The AP just announced that it’s settled its lawsuit against Shepard Fairey. (Officially, legally: “The Associated Press, Shepard Fairey and Mr. Fairey’s companies Obey Giant Art, Inc., Obey Giant LLC, and Studio Number One, Inc., have agreed in principle to settle their pending copyright infringement lawsuit over rights in the Obama Hope poster and related merchandise.”)
The news isn’t a surprise — yesterday, the AP reported, U.S. District Judge Alvin Hellerstein filed an order dismissing both suits based on a “suggestion of settlement” — but the AP’s announcement does contain a rather fascinating little tidbit:
In settling the lawsuit, the AP and Mr. Fairey have agreed that neither side surrenders its view of the law. Mr. Fairey has agreed that he will not use another AP photo in his work without obtaining a license from the AP. The two sides have also agreed to work together going forward with the Hope image and share the rights to make the posters and merchandise bearing the Hope image and to collaborate on a series of images that Fairey will create based on AP photographs. The parties have agreed to additional financial terms that will remain confidential.
So the big copyright case ends with a juicy little irony that you can read generously (“work together”) or more cynically (“merchandise”). As Fairey previously put it, in an explanation echoed in much of the case’s media coverage, “This is about artistic freedom and basic rights of free expression, which need to be available to all, whether they have money and lawyers or not.”
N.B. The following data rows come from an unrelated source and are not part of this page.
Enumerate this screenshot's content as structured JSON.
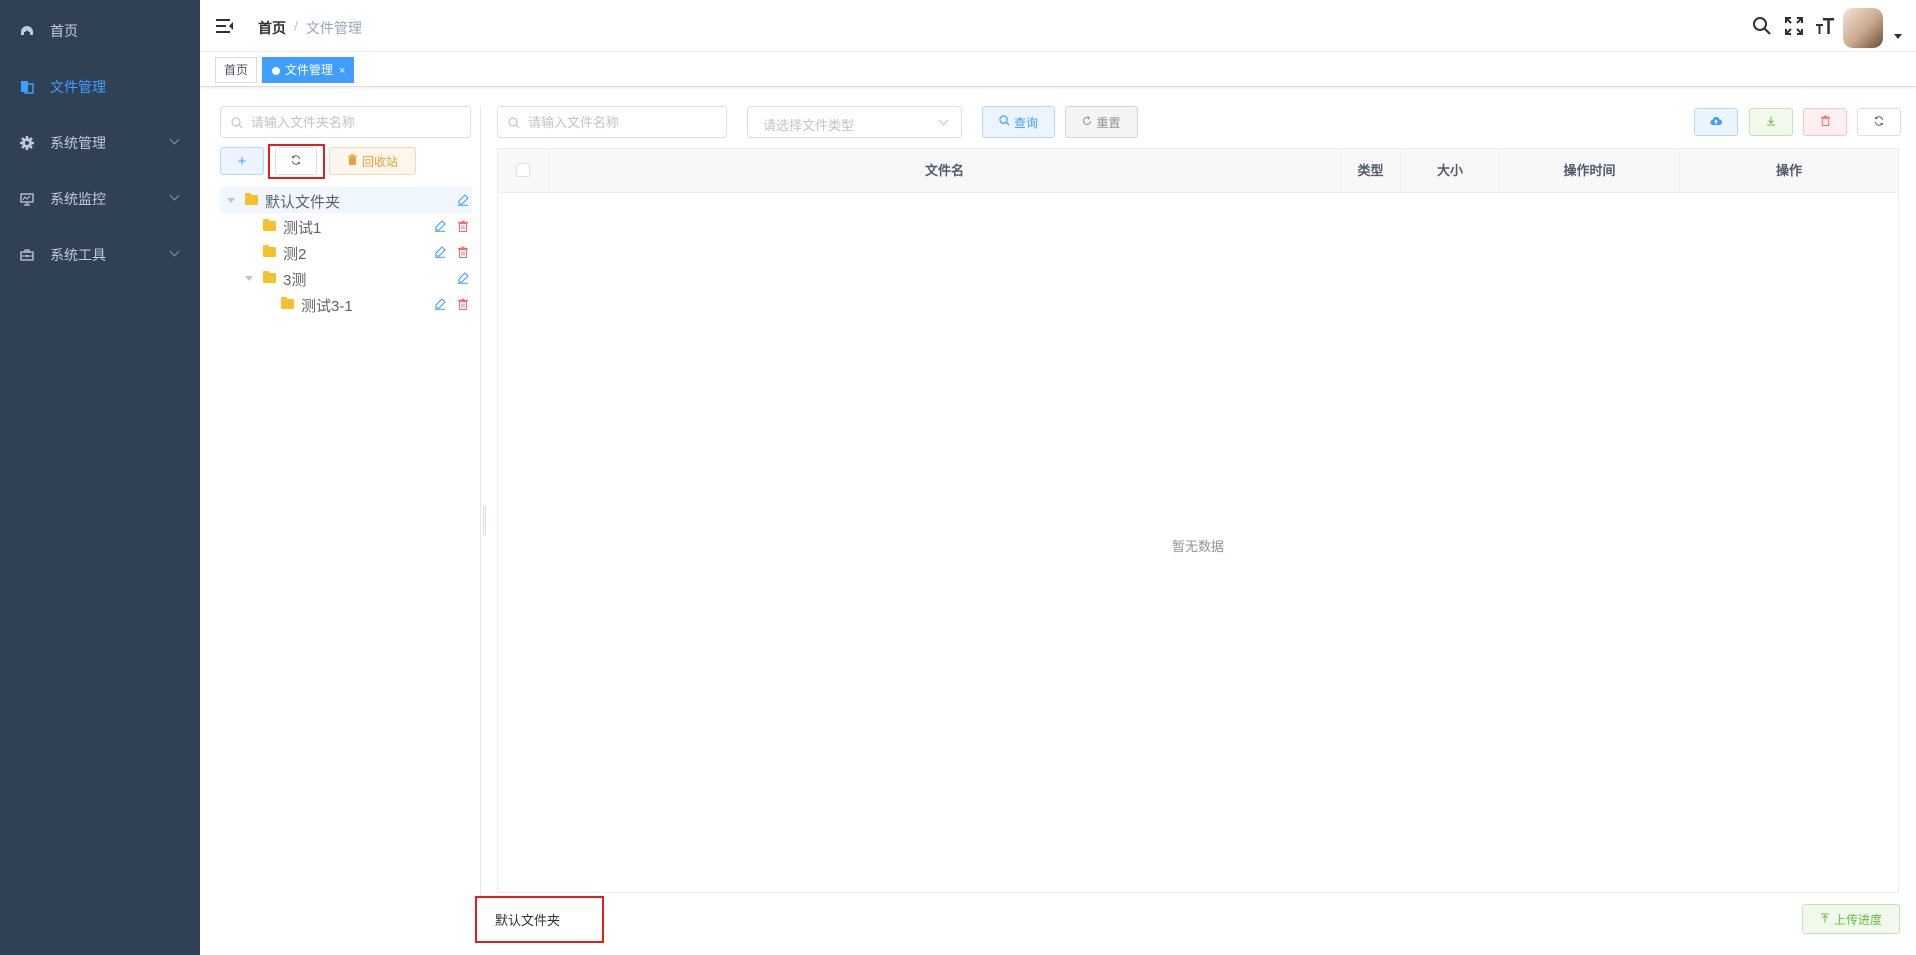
{
  "sidebar": {
    "items": [
      {
        "label": "首页",
        "icon": "dashboard-icon",
        "active": false,
        "has_children": false
      },
      {
        "label": "文件管理",
        "icon": "file-icon",
        "active": true,
        "has_children": false
      },
      {
        "label": "系统管理",
        "icon": "gear-icon",
        "active": false,
        "has_children": true
      },
      {
        "label": "系统监控",
        "icon": "monitor-icon",
        "active": false,
        "has_children": true
      },
      {
        "label": "系统工具",
        "icon": "toolbox-icon",
        "active": false,
        "has_children": true
      }
    ]
  },
  "navbar": {
    "breadcrumb": {
      "home": "首页",
      "separator": "/",
      "current": "文件管理"
    },
    "icons": [
      "search-icon",
      "fullscreen-icon",
      "font-size-icon"
    ]
  },
  "tags": [
    {
      "label": "首页",
      "active": false
    },
    {
      "label": "文件管理",
      "active": true,
      "close": "×"
    }
  ],
  "folder_panel": {
    "search_placeholder": "请输入文件夹名称",
    "add_label": "+",
    "recycle_label": "回收站",
    "tree": [
      {
        "label": "默认文件夹",
        "level": 0,
        "expanded": true,
        "editable": true,
        "deletable": false,
        "current": true
      },
      {
        "label": "测试1",
        "level": 1,
        "expanded": false,
        "editable": true,
        "deletable": true
      },
      {
        "label": "测2",
        "level": 1,
        "expanded": false,
        "editable": true,
        "deletable": true
      },
      {
        "label": "3测",
        "level": 1,
        "expanded": true,
        "editable": true,
        "deletable": false
      },
      {
        "label": "测试3-1",
        "level": 2,
        "expanded": false,
        "editable": true,
        "deletable": true
      }
    ]
  },
  "file_panel": {
    "search_placeholder": "请输入文件名称",
    "type_placeholder": "请选择文件类型",
    "query_label": "查询",
    "reset_label": "重置",
    "columns": [
      "文件名",
      "类型",
      "大小",
      "操作时间",
      "操作"
    ],
    "empty_text": "暂无数据",
    "upload_progress_label": "上传进度"
  },
  "current_path": "默认文件夹",
  "colors": {
    "sidebar_bg": "#304156",
    "primary": "#409eff",
    "warning": "#e6a23c",
    "success": "#67c23a",
    "danger": "#f56c6c"
  }
}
Today, he said: “I am pleased to have resolved the dispute with the Associated Press. I respect the work of photographers, as well as recognize the need to preserve opportunities for other artists to make fair use of photographic images. I often collaborate with photographers in my work, and I look forward to working with photos provided by the AP’s talented photographers.”